The task:
Copy out each line below that has the word "include" in it.

======== Task data ========

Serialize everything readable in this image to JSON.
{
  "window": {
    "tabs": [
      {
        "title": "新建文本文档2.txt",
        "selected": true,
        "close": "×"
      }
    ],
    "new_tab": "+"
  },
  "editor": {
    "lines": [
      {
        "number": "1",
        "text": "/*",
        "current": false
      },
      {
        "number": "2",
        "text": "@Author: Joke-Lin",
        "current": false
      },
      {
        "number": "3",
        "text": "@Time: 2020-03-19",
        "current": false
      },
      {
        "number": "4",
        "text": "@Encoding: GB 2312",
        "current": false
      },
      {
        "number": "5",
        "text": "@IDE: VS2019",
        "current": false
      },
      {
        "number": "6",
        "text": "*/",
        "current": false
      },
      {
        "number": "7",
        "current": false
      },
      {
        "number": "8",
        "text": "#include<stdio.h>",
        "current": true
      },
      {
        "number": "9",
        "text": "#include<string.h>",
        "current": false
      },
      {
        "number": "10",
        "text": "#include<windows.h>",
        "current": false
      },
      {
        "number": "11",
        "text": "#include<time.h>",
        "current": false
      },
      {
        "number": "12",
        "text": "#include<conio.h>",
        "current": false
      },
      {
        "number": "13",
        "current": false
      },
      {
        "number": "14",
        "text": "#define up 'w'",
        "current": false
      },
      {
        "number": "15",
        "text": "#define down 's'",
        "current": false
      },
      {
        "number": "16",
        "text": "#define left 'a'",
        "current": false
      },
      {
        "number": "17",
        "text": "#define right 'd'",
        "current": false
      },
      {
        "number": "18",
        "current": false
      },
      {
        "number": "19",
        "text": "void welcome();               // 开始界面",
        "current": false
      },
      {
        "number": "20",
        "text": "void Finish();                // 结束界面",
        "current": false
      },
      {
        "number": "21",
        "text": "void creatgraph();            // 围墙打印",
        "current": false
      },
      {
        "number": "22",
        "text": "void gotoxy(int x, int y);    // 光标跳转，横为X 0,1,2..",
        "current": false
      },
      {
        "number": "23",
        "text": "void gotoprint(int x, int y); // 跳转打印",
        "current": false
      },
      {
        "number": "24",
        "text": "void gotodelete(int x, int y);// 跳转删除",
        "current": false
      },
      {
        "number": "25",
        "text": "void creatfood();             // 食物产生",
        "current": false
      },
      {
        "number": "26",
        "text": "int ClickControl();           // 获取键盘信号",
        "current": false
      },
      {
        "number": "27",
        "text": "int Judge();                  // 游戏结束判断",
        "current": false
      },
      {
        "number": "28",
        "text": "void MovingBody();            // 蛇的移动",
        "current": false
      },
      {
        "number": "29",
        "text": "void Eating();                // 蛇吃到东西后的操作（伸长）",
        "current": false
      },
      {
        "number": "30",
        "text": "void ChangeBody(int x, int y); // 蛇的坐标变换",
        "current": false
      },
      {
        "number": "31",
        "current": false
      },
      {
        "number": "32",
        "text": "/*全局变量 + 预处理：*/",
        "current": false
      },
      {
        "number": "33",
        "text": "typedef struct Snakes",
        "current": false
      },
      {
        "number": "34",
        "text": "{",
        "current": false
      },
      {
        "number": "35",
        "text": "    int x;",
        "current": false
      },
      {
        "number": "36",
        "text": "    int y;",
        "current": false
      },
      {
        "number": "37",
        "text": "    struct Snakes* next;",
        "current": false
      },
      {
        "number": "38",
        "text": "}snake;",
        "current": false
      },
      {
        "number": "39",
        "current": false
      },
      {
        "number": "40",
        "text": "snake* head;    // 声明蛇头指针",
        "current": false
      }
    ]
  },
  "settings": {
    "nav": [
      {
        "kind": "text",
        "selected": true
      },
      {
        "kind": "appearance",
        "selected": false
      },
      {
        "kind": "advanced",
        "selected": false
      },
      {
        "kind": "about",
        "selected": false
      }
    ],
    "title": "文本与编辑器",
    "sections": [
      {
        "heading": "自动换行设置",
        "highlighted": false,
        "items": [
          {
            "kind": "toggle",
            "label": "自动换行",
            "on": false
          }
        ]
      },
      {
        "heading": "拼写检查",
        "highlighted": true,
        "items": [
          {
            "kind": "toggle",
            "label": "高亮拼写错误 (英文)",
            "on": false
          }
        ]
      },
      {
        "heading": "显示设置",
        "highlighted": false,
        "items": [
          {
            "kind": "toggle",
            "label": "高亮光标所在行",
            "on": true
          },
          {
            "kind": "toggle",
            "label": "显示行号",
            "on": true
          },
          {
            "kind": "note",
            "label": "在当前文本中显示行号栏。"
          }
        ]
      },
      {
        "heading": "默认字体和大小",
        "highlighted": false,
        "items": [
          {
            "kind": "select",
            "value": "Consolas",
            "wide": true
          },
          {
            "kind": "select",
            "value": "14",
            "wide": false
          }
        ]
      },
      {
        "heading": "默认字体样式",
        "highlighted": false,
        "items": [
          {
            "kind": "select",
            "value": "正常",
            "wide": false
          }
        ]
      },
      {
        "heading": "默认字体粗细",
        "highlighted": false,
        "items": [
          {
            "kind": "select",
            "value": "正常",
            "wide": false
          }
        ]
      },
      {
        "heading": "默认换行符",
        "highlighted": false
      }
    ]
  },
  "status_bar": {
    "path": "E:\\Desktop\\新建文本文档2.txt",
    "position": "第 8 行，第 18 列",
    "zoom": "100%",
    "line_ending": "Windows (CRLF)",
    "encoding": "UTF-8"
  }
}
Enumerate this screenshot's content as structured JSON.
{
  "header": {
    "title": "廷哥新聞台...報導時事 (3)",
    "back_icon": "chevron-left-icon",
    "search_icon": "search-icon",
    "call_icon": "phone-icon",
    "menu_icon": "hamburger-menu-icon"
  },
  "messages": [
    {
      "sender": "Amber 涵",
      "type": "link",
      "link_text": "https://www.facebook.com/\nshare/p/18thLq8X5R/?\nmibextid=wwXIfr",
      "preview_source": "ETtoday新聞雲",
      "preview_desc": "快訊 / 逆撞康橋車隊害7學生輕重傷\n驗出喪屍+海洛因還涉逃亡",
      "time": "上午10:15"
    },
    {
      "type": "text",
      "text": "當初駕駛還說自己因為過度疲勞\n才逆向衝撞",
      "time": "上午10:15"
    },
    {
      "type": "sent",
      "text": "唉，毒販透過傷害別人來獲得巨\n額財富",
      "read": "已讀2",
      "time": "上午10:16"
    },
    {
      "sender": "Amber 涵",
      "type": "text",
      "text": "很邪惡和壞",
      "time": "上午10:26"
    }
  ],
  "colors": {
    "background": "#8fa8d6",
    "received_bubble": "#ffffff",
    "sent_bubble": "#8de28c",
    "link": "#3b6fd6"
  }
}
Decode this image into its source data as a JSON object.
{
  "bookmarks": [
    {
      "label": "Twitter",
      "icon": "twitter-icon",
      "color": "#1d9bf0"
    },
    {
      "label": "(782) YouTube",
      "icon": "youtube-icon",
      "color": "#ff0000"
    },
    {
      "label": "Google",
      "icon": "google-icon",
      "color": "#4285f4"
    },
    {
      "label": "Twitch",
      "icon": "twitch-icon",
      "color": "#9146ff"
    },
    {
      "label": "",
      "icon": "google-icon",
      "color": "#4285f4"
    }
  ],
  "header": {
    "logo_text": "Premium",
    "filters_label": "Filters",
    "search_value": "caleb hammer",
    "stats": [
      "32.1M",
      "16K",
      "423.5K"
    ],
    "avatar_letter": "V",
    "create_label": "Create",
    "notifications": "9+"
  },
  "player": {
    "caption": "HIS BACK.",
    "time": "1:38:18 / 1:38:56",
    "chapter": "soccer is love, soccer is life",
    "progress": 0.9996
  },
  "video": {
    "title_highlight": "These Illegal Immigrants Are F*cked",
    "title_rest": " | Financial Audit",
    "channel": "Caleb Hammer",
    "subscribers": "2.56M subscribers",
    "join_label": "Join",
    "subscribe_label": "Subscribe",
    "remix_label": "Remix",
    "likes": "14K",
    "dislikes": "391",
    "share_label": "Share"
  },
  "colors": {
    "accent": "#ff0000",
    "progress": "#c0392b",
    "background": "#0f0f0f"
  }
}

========

Answer box:
        "text": "#include<stdio.h>",
        "text": "#include<string.h>",
        "text": "#include<windows.h>",
        "text": "#include<time.h>",
        "text": "#include<conio.h>",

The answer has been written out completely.